And secondly, the government did not undertake any major reforms in the tax structure itself and instead focused on either expanding the tax on existing taxpayers by raising sales tax to 17 percent on all products, or attempted to make the difference in the withholding tax in the sales tax mode payable between filers and non-filers as a way to increase the number of filers which led to those who were not eligible to pay tax in any event to file their returns. These policies were in practice during past administrations as well and like in the past they compromised the capacity of the government to contain the budget deficit. It is also relevant to note that one way out for previous administrations in times of a revenue shortfall was not to pass on a decline in the international price of oil, a policy that was supported recently by the Khan administration by doubling the petroleum levy. The mid-year review states that "one of the consequences of falling short of revenue targets would be curtailment in development expenditure" - again a policy in practice during previous administrations though in the past no government rather inexplicably raised budgeted current expenditure by a whopping 40 percent in one year.
There is thus clearly a disconnect between the ministry of finance and the FBR in determining what doable is, how long it may take to undertake the necessary and clearly identified reforms, which other government ministries/departments cooperation is required to implement the reforms and the capacity-building required within these institution(s).
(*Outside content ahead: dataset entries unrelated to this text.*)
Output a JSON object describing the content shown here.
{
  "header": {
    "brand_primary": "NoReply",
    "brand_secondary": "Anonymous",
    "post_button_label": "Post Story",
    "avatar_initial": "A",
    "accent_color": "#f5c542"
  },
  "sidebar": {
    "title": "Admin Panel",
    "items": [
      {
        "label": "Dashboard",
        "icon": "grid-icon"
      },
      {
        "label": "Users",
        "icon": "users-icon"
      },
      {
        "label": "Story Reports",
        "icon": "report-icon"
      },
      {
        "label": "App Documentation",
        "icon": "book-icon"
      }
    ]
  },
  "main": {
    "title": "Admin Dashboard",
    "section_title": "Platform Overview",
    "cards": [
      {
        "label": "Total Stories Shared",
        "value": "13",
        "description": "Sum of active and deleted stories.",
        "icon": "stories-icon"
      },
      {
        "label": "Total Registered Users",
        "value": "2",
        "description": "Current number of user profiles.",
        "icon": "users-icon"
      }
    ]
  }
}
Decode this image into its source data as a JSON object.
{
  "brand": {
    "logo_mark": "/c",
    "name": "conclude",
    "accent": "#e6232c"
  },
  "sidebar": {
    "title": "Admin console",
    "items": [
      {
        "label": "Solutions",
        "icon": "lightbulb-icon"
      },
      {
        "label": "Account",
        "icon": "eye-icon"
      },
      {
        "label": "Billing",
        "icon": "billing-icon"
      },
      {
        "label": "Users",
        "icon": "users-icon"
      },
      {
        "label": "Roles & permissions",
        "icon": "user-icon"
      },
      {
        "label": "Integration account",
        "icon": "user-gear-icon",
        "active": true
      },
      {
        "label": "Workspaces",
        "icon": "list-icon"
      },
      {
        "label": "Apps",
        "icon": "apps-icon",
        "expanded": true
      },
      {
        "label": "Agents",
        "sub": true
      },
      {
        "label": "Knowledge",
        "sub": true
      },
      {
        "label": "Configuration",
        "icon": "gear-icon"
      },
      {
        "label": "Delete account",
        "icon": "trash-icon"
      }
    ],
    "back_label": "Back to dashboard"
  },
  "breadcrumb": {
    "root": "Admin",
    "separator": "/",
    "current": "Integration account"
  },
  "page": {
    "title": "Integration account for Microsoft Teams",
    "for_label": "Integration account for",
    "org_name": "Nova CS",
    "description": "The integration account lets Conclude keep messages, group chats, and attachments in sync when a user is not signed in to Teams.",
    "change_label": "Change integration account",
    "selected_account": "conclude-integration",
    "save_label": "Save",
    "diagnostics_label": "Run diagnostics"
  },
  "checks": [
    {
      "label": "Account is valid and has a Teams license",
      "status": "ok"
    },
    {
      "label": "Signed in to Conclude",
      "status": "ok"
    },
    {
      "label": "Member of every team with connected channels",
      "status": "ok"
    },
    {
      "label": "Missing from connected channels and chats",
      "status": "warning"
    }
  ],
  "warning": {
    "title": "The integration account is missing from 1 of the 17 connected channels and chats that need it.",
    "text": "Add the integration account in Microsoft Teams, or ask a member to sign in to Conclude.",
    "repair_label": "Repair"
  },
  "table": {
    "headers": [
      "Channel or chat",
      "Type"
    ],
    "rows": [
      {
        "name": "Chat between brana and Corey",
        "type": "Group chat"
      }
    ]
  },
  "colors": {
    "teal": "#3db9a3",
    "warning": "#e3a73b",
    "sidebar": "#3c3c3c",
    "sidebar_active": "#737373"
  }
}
Interestingly, the review report notes that "the historical trend has been that the demand for non-development expenditure increases manifolds in the second half of the financial years especially in the fourth quarter warning that "supplementary grants will occur," which if over and above the 40 percent raise in current expenditure in the current year is a very disturbing though. The report also claims that development budget will not be cut belying the statement cited above that there will be curtailment in development expenditure.
The report further argues that releasing funds for the PSDP would "foster growth and create employment." This premise too can be challenged given the sustained negative growth in large-scale manufacturing sector attributed to not only domestic policies (high discount rate, failure to release refunds, raising taxes on petroleum and products making our products uncompetitive and the locust attacks) and external factors (coronavirus that has begun to choke off foreign direct investment mainly from China, and the continued outflow of hot money as global markets remain in the grip of uncertainty due to Russia-Saudi Arabia differences in reducing output impacting on the oil price). It is about time the government revisited its policies and took both internal and external factors into consideration when engaging with the IMF for the third review before the budget is presented.
Disturbingly, the report's final sentences are ominous because they reflect that there is to be neither acknowledgement of the unrealistic targets set by the government nor of the negative fallout of the policies and their pace of implementation on key sectors but particularly the poor and the vulnerable: "it is essential to mention that to address multiple challenges faced by the economy the government has initiated various measures. The impact of these measures has started to emerge in better performance of key economic indicators. Keeping in view the positive developments in major sectors, the economy is likely to achieve better growth prospects." This narrative must change because it has few if any adherents outside the cabinet and the Prime Minister's considerable political capital is being eroded at breakneck speed.